  • Meeting with a consortium of major Japanese businesses (including Honda, Panasonic & Mitsubishi) to discuss partnerships around the cobalt industry. The companies are large-scale manufacturers of electric batteries that use the commodity and may be willing to invest heavily in procuring a stable supply.      

  • A tour of neighbouring countries to discuss security threats, infrastructure projects and trade links.


Despite these noteworthy steps, certain key issues will require more delicate politicking and provide a sterner test of Tshisekedi’s political capability. Among them, conversations around the new mining code, the influence of China, western sanctions on officials, the role of populist icons such as Moise Katumbi and Jean Pierre Bemba[3], as well as  how to engage with the former president; all of which will need a significant level of negotiation with his adversaries. 

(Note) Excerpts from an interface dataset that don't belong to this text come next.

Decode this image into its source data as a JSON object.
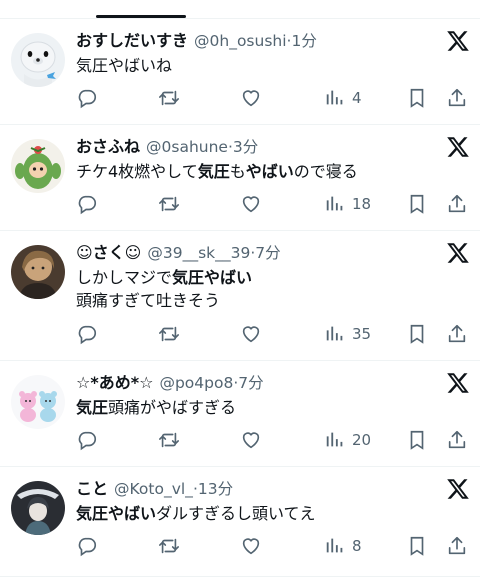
{
  "tab": {
    "active_indicator_color": "#0f1419"
  },
  "posts": [
    {
      "name": "おすしだいすき",
      "handle": "@0h_osushi",
      "time": "·1分",
      "text_parts": [
        {
          "t": "気圧やばいね",
          "b": false
        }
      ],
      "views": "4",
      "avatar_icon": "seal-avatar-icon"
    },
    {
      "name": "おさふね",
      "handle": "@0sahune",
      "time": "·3分",
      "text_parts": [
        {
          "t": "チケ4枚燃やして",
          "b": false
        },
        {
          "t": "気圧",
          "b": true
        },
        {
          "t": "も",
          "b": false
        },
        {
          "t": "やばい",
          "b": true
        },
        {
          "t": "ので寝る",
          "b": false
        }
      ],
      "views": "18",
      "avatar_icon": "cactus-avatar-icon"
    },
    {
      "name": "☺︎さく☺︎",
      "handle": "@39__sk__39",
      "time": "·7分",
      "text_parts": [
        {
          "t": "しかしマジで",
          "b": false
        },
        {
          "t": "気圧やばい",
          "b": true
        },
        {
          "t": "\n頭痛すぎて吐きそう",
          "b": false
        }
      ],
      "views": "35",
      "avatar_icon": "person-avatar-icon"
    },
    {
      "name": "☆*あめ*☆",
      "handle": "@po4po8",
      "time": "·7分",
      "text_parts": [
        {
          "t": "気圧",
          "b": true
        },
        {
          "t": "頭痛がやばすぎる",
          "b": false
        }
      ],
      "views": "20",
      "avatar_icon": "bears-avatar-icon"
    },
    {
      "name": "こと",
      "handle": "@Koto_vl_",
      "time": "·13分",
      "text_parts": [
        {
          "t": "気圧やばい",
          "b": true
        },
        {
          "t": "ダルすぎるし頭いてえ",
          "b": false
        }
      ],
      "views": "8",
      "avatar_icon": "anime-avatar-icon"
    }
  ]
}
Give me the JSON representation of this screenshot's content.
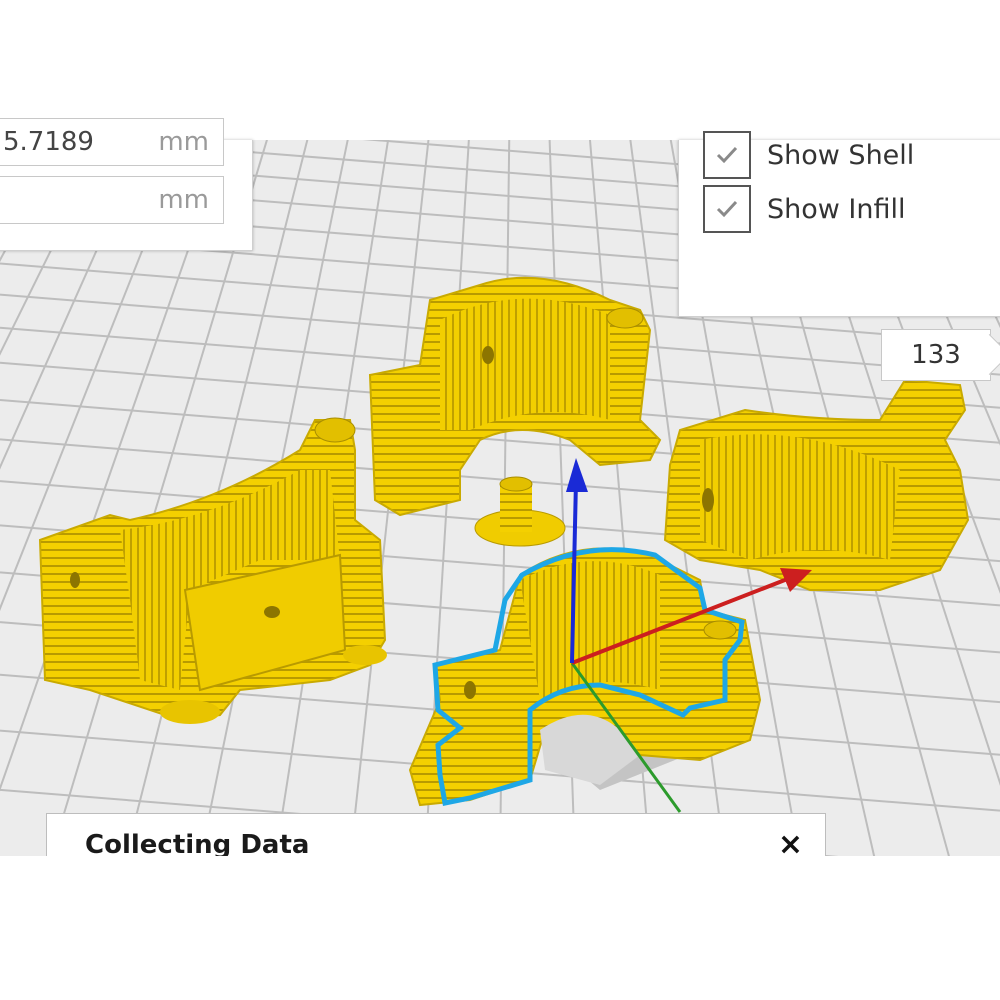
{
  "dimensions_panel": {
    "fields": [
      {
        "value": "5.7189",
        "unit": "mm"
      },
      {
        "value": "",
        "unit": "mm"
      }
    ]
  },
  "view_options": {
    "show_shell": {
      "label": "Show Shell",
      "checked": true
    },
    "show_infill": {
      "label": "Show Infill",
      "checked": true
    }
  },
  "layer_slider": {
    "current_layer": "133"
  },
  "toast": {
    "title": "Collecting Data",
    "close_symbol": "×"
  },
  "colors": {
    "model_yellow": "#f4d000",
    "selection_outline": "#1ea7e6",
    "axis_x": "#cc1f1f",
    "axis_y": "#2c9b2c",
    "axis_z": "#1a2ad6",
    "grid_line": "#c9c9c9"
  },
  "icons": [
    "check-icon",
    "close-icon",
    "axis-gizmo"
  ]
}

 On the last point, although the majority in the National Assembly are members of Kabila-friendly parties, the recent meeting with Kabila suggests that he will face less opposition than previously expected. 

 In terms of the investment landscape, Tshisekedi’s agenda is still being firmed up. Efforts to restructure revenue generation and distribution efforts will show the level of emphasis on improving efficiency versus simply raising taxes. Meanwhile, should he be successful in increasing cooperation and compromise with his adversaries, we may well  see less contract abrogation and  regulatory upheaval on the one hand; but few corruption investigations, on the other.

 The imminent choice of a prime minister will provide useful information about the Tshisekedi-Kabila relationship, and is therefore something to monitor closely. A PM that is not entrenched in the stable of Kabila will show a willingness to challenge the status quo but will also potentially lead to difficulties in implementing any new regulation given the balance of the National Assembly. 



[1]Unified opposition candidate, Martin Fayulu insists he is the true winner of the polls though his appeal was thrown out by the Constitutional Court despite various observation groups backing his claim. 


[3]Popular opposition figures who were banned from contesting the election by CENI but command a large following and significant foreign support. 

Nana Ampofo